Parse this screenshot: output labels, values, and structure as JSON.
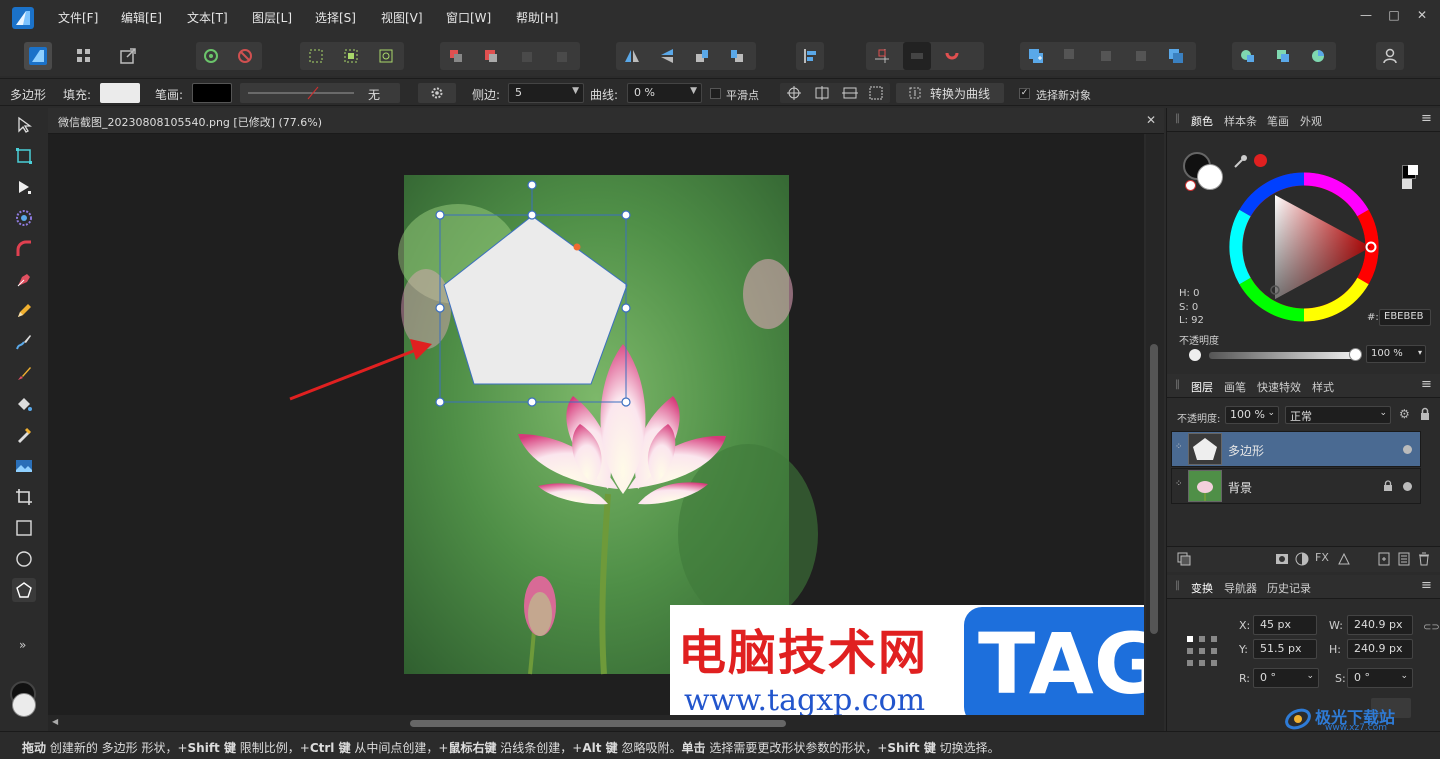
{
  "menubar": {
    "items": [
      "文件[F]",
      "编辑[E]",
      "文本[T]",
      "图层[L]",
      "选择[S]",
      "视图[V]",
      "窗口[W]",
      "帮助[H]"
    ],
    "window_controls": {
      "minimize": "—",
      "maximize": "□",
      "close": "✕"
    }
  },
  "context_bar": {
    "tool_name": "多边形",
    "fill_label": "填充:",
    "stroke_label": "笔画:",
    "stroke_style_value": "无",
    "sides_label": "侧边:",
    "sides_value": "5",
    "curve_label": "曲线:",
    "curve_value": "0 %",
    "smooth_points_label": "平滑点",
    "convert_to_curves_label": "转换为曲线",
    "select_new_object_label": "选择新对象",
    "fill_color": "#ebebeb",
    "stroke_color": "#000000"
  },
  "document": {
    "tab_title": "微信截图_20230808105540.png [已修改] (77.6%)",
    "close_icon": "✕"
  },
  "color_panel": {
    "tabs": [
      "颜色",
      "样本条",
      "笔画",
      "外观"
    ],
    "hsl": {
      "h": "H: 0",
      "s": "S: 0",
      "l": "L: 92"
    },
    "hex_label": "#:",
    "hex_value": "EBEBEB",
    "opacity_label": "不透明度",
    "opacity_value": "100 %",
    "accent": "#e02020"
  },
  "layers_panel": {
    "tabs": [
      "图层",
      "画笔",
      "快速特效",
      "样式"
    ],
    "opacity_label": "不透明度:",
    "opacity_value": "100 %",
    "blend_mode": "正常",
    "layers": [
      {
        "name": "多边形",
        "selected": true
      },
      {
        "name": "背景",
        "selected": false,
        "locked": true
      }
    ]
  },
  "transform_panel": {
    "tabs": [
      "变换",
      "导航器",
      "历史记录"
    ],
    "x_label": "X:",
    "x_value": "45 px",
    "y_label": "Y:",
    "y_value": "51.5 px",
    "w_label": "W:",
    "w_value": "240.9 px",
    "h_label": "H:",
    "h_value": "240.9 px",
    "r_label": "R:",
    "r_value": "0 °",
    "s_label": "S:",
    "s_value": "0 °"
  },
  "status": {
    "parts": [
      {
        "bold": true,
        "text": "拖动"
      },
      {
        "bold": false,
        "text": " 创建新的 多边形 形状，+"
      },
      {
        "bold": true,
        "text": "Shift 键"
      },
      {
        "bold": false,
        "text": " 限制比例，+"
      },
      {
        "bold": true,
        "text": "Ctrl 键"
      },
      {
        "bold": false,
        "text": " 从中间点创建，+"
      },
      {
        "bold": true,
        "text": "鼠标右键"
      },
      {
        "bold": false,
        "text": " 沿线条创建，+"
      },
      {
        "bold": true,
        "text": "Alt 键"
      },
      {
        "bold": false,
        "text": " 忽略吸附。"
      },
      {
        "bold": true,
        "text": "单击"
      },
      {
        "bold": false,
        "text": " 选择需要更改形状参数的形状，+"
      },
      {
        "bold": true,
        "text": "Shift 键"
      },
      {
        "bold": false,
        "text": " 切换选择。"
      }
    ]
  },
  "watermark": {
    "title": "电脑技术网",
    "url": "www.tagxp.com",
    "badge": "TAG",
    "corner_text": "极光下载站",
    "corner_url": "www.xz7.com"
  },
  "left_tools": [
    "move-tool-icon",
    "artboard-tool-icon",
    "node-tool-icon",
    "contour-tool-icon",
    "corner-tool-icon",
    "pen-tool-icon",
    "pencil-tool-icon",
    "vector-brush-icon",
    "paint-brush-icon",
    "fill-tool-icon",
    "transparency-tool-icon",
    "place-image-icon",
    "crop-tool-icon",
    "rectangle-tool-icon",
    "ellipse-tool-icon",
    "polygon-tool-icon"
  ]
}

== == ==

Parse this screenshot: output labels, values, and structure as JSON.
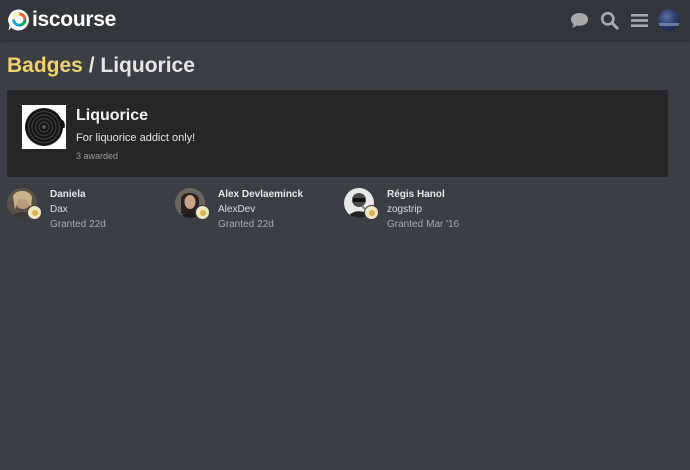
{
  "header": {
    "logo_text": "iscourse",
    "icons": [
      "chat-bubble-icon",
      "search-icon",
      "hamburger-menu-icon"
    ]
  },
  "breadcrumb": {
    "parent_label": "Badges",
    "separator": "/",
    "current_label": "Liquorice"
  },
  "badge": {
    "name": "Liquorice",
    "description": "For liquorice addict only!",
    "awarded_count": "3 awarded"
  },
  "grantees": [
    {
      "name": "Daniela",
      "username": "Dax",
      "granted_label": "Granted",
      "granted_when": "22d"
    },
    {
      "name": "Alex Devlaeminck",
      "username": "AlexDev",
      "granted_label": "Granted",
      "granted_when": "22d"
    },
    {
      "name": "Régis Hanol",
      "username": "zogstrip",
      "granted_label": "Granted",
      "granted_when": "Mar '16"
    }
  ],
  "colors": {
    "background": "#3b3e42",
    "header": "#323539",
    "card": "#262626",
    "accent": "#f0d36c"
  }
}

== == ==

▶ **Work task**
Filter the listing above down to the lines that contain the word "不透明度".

▶ **Finished exercise**
    "opacity_label": "不透明度",
    "opacity_label": "不透明度:",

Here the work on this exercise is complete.